### Instructions to follow
Looking at the records below, please work out how many lines contain the word "title" and give the number alone.
= = = =
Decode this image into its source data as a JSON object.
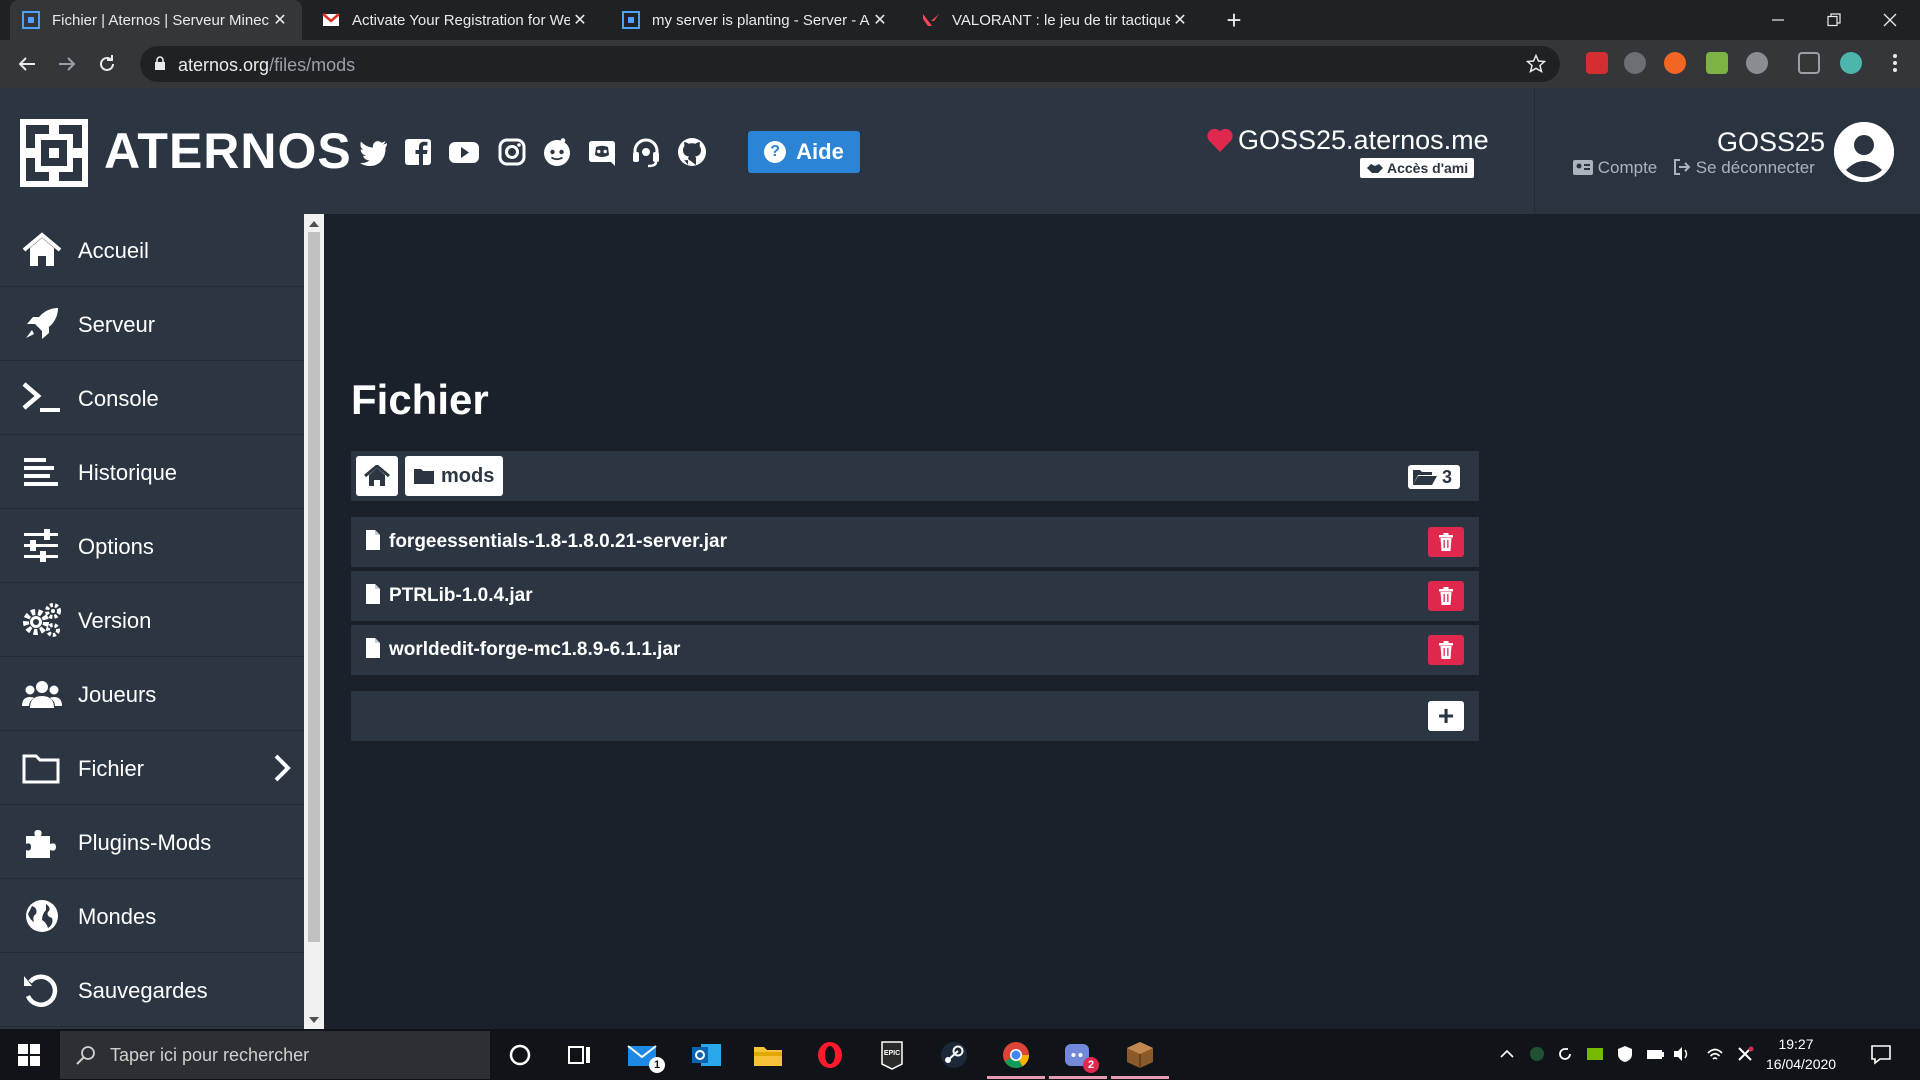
{
  "browser": {
    "tabs": [
      {
        "title": "Fichier | Aternos | Serveur Minecr",
        "active": true,
        "favicon": "aternos-favicon"
      },
      {
        "title": "Activate Your Registration for We",
        "active": false,
        "favicon": "gmail-favicon"
      },
      {
        "title": "my server is planting - Server - A",
        "active": false,
        "favicon": "aternos-favicon"
      },
      {
        "title": "VALORANT : le jeu de tir tactique",
        "active": false,
        "favicon": "valorant-favicon"
      }
    ],
    "close_glyph": "✕",
    "new_tab_glyph": "+",
    "url_domain": "aternos.org",
    "url_path": "/files/mods"
  },
  "header": {
    "brand": "ATERNOS",
    "social_icons": [
      "twitter-icon",
      "facebook-icon",
      "youtube-icon",
      "instagram-icon",
      "reddit-icon",
      "discord-icon",
      "support-headset-icon",
      "github-icon"
    ],
    "help_label": "Aide",
    "help_glyph": "?",
    "server_address": "GOSS25.aternos.me",
    "friend_access_label": "Accès d'ami",
    "username": "GOSS25",
    "account_label": "Compte",
    "logout_label": "Se déconnecter"
  },
  "sidebar": {
    "items": [
      {
        "label": "Accueil",
        "icon": "home-icon"
      },
      {
        "label": "Serveur",
        "icon": "rocket-icon"
      },
      {
        "label": "Console",
        "icon": "terminal-icon"
      },
      {
        "label": "Historique",
        "icon": "history-lines-icon"
      },
      {
        "label": "Options",
        "icon": "sliders-icon"
      },
      {
        "label": "Version",
        "icon": "gears-icon"
      },
      {
        "label": "Joueurs",
        "icon": "users-icon"
      },
      {
        "label": "Fichier",
        "icon": "folder-icon",
        "active": true
      },
      {
        "label": "Plugins-Mods",
        "icon": "puzzle-icon"
      },
      {
        "label": "Mondes",
        "icon": "globe-icon"
      },
      {
        "label": "Sauvegardes",
        "icon": "undo-icon"
      }
    ]
  },
  "main": {
    "title": "Fichier",
    "breadcrumb_folder": "mods",
    "folder_count": "3",
    "files": [
      {
        "name": "forgeessentials-1.8-1.8.0.21-server.jar"
      },
      {
        "name": "PTRLib-1.0.4.jar"
      },
      {
        "name": "worldedit-forge-mc1.8.9-6.1.1.jar"
      }
    ],
    "add_glyph": "+"
  },
  "taskbar": {
    "search_placeholder": "Taper ici pour rechercher",
    "apps": [
      "cortana-icon",
      "task-view-icon",
      "mail-icon",
      "outlook-icon",
      "file-explorer-icon",
      "opera-icon",
      "epic-games-icon",
      "steam-icon",
      "chrome-icon",
      "discord-app-icon",
      "minecraft-icon"
    ],
    "mail_badge": "1",
    "discord_badge": "2",
    "time": "19:27",
    "date": "16/04/2020"
  },
  "colors": {
    "panel": "#2c3642",
    "background": "#1b212b",
    "accent_blue": "#2b84d6",
    "danger": "#e0284f",
    "heart": "#e0284f"
  }
}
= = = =
### Answer for the task
5